TASK INSTRUCTIONS — Please return all of the data exactly as written.

INPUT MATERIAL —
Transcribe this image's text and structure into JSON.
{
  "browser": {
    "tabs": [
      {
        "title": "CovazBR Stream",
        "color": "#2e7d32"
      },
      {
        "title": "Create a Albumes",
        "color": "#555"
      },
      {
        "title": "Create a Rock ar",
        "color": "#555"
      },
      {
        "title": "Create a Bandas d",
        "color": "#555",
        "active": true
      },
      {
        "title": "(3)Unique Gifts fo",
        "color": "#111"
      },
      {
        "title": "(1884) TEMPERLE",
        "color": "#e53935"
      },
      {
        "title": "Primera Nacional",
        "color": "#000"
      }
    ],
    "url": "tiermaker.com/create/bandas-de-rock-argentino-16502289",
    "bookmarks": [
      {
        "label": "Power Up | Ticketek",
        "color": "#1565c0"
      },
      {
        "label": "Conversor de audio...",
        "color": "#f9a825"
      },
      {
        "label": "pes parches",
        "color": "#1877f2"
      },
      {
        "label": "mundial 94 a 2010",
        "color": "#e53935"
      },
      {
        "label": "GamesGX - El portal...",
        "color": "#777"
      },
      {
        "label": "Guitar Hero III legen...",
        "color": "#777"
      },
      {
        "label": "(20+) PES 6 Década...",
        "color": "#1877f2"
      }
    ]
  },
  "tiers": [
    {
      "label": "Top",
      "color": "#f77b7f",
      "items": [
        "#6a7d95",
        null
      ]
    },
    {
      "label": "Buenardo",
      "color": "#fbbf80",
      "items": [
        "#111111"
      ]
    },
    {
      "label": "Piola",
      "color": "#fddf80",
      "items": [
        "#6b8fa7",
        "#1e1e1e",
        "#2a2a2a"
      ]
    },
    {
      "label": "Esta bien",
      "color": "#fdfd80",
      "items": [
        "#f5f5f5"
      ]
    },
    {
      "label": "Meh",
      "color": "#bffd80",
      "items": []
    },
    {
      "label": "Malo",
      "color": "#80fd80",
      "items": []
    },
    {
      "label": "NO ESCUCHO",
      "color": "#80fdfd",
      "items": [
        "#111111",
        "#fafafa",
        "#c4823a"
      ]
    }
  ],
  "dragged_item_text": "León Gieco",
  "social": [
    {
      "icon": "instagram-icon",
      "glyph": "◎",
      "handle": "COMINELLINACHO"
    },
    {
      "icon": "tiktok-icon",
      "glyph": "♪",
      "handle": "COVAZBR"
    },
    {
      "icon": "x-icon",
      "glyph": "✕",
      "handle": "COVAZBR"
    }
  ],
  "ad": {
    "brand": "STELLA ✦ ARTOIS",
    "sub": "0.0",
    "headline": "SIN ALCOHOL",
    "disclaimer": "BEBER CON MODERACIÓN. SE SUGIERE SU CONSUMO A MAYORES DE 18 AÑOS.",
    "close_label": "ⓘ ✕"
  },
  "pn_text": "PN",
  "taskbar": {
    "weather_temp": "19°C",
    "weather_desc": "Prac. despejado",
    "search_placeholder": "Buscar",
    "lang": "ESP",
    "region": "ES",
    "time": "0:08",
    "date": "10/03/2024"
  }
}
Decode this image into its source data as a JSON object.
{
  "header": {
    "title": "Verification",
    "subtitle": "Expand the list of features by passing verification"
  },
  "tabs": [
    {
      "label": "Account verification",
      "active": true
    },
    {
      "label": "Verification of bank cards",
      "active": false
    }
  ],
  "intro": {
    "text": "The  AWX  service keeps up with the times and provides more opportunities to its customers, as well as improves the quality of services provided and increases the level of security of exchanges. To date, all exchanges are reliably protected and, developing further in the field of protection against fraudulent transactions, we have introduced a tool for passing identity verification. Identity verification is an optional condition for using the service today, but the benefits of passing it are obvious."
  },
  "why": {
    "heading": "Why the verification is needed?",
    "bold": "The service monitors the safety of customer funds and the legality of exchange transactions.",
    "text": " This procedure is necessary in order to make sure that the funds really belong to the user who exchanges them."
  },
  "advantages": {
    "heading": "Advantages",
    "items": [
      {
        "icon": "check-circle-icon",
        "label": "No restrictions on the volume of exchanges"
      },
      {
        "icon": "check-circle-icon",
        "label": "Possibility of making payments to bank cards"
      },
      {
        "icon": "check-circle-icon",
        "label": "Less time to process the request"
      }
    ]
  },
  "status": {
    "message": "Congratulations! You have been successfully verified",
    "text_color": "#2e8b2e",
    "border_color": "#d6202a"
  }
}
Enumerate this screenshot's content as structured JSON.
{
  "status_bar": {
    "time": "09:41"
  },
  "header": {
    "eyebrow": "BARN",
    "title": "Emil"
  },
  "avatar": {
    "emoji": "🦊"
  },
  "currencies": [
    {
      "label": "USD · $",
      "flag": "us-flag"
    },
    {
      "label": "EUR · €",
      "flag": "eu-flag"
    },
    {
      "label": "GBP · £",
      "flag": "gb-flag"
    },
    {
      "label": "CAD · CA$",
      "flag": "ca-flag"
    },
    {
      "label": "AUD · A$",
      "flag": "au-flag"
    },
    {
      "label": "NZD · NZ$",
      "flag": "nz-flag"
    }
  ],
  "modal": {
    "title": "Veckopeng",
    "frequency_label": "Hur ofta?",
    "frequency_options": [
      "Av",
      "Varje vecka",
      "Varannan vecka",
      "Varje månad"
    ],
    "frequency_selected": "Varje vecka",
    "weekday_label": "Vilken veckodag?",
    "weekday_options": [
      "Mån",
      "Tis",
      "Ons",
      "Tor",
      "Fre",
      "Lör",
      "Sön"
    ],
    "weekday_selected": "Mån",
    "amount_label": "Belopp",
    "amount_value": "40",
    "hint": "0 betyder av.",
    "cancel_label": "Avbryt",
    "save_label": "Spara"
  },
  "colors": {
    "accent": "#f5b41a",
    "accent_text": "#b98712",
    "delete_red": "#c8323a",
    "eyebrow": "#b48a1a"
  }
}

ANSWER SPACE —
Transcribe this image's text and structure into JSON.
{
  "browser": {
    "tabs": [
      {
        "title": "CovazBR Stream",
        "color": "#2e7d32"
      },
      {
        "title": "Create a Albumes",
        "color": "#555"
      },
      {
        "title": "Create a Rock ar",
        "color": "#555"
      },
      {
        "title": "Create a Bandas d",
        "color": "#555",
        "active": true
      },
      {
        "title": "(3)Unique Gifts fo",
        "color": "#111"
      },
      {
        "title": "(1884) TEMPERLE",
        "color": "#e53935"
      },
      {
        "title": "Primera Nacional",
        "color": "#000"
      }
    ],
    "url": "tiermaker.com/create/bandas-de-rock-argentino-16502289",
    "bookmarks": [
      {
        "label": "Power Up | Ticketek",
        "color": "#1565c0"
      },
      {
        "label": "Conversor de audio...",
        "color": "#f9a825"
      },
      {
        "label": "pes parches",
        "color": "#1877f2"
      },
      {
        "label": "mundial 94 a 2010",
        "color": "#e53935"
      },
      {
        "label": "GamesGX - El portal...",
        "color": "#777"
      },
      {
        "label": "Guitar Hero III legen...",
        "color": "#777"
      },
      {
        "label": "(20+) PES 6 Década...",
        "color": "#1877f2"
      }
    ]
  },
  "tiers": [
    {
      "label": "Top",
      "color": "#f77b7f",
      "items": [
        "#6a7d95",
        null
      ]
    },
    {
      "label": "Buenardo",
      "color": "#fbbf80",
      "items": [
        "#111111"
      ]
    },
    {
      "label": "Piola",
      "color": "#fddf80",
      "items": [
        "#6b8fa7",
        "#1e1e1e",
        "#2a2a2a"
      ]
    },
    {
      "label": "Esta bien",
      "color": "#fdfd80",
      "items": [
        "#f5f5f5"
      ]
    },
    {
      "label": "Meh",
      "color": "#bffd80",
      "items": []
    },
    {
      "label": "Malo",
      "color": "#80fd80",
      "items": []
    },
    {
      "label": "NO ESCUCHO",
      "color": "#80fdfd",
      "items": [
        "#111111",
        "#fafafa",
        "#c4823a"
      ]
    }
  ],
  "dragged_item_text": "León Gieco",
  "social": [
    {
      "icon": "instagram-icon",
      "glyph": "◎",
      "handle": "COMINELLINACHO"
    },
    {
      "icon": "tiktok-icon",
      "glyph": "♪",
      "handle": "COVAZBR"
    },
    {
      "icon": "x-icon",
      "glyph": "✕",
      "handle": "COVAZBR"
    }
  ],
  "ad": {
    "brand": "STELLA ✦ ARTOIS",
    "sub": "0.0",
    "headline": "SIN ALCOHOL",
    "disclaimer": "BEBER CON MODERACIÓN. SE SUGIERE SU CONSUMO A MAYORES DE 18 AÑOS.",
    "close_label": "ⓘ ✕"
  },
  "pn_text": "PN",
  "taskbar": {
    "weather_temp": "19°C",
    "weather_desc": "Prac. despejado",
    "search_placeholder": "Buscar",
    "lang": "ESP",
    "region": "ES",
    "time": "0:08",
    "date": "10/03/2024"
  }
}
Decode this image into its source data as a JSON object.
{
  "header": {
    "title": "Verification",
    "subtitle": "Expand the list of features by passing verification"
  },
  "tabs": [
    {
      "label": "Account verification",
      "active": true
    },
    {
      "label": "Verification of bank cards",
      "active": false
    }
  ],
  "intro": {
    "text": "The  AWX  service keeps up with the times and provides more opportunities to its customers, as well as improves the quality of services provided and increases the level of security of exchanges. To date, all exchanges are reliably protected and, developing further in the field of protection against fraudulent transactions, we have introduced a tool for passing identity verification. Identity verification is an optional condition for using the service today, but the benefits of passing it are obvious."
  },
  "why": {
    "heading": "Why the verification is needed?",
    "bold": "The service monitors the safety of customer funds and the legality of exchange transactions.",
    "text": " This procedure is necessary in order to make sure that the funds really belong to the user who exchanges them."
  },
  "advantages": {
    "heading": "Advantages",
    "items": [
      {
        "icon": "check-circle-icon",
        "label": "No restrictions on the volume of exchanges"
      },
      {
        "icon": "check-circle-icon",
        "label": "Possibility of making payments to bank cards"
      },
      {
        "icon": "check-circle-icon",
        "label": "Less time to process the request"
      }
    ]
  },
  "status": {
    "message": "Congratulations! You have been successfully verified",
    "text_color": "#2e8b2e",
    "border_color": "#d6202a"
  }
}
Enumerate this screenshot's content as structured JSON.
{
  "status_bar": {
    "time": "09:41"
  },
  "header": {
    "eyebrow": "BARN",
    "title": "Emil"
  },
  "avatar": {
    "emoji": "🦊"
  },
  "currencies": [
    {
      "label": "USD · $",
      "flag": "us-flag"
    },
    {
      "label": "EUR · €",
      "flag": "eu-flag"
    },
    {
      "label": "GBP · £",
      "flag": "gb-flag"
    },
    {
      "label": "CAD · CA$",
      "flag": "ca-flag"
    },
    {
      "label": "AUD · A$",
      "flag": "au-flag"
    },
    {
      "label": "NZD · NZ$",
      "flag": "nz-flag"
    }
  ],
  "modal": {
    "title": "Veckopeng",
    "frequency_label": "Hur ofta?",
    "frequency_options": [
      "Av",
      "Varje vecka",
      "Varannan vecka",
      "Varje månad"
    ],
    "frequency_selected": "Varje vecka",
    "weekday_label": "Vilken veckodag?",
    "weekday_options": [
      "Mån",
      "Tis",
      "Ons",
      "Tor",
      "Fre",
      "Lör",
      "Sön"
    ],
    "weekday_selected": "Mån",
    "amount_label": "Belopp",
    "amount_value": "40",
    "hint": "0 betyder av.",
    "cancel_label": "Avbryt",
    "save_label": "Spara"
  },
  "colors": {
    "accent": "#f5b41a",
    "accent_text": "#b98712",
    "delete_red": "#c8323a",
    "eyebrow": "#b48a1a"
  }
}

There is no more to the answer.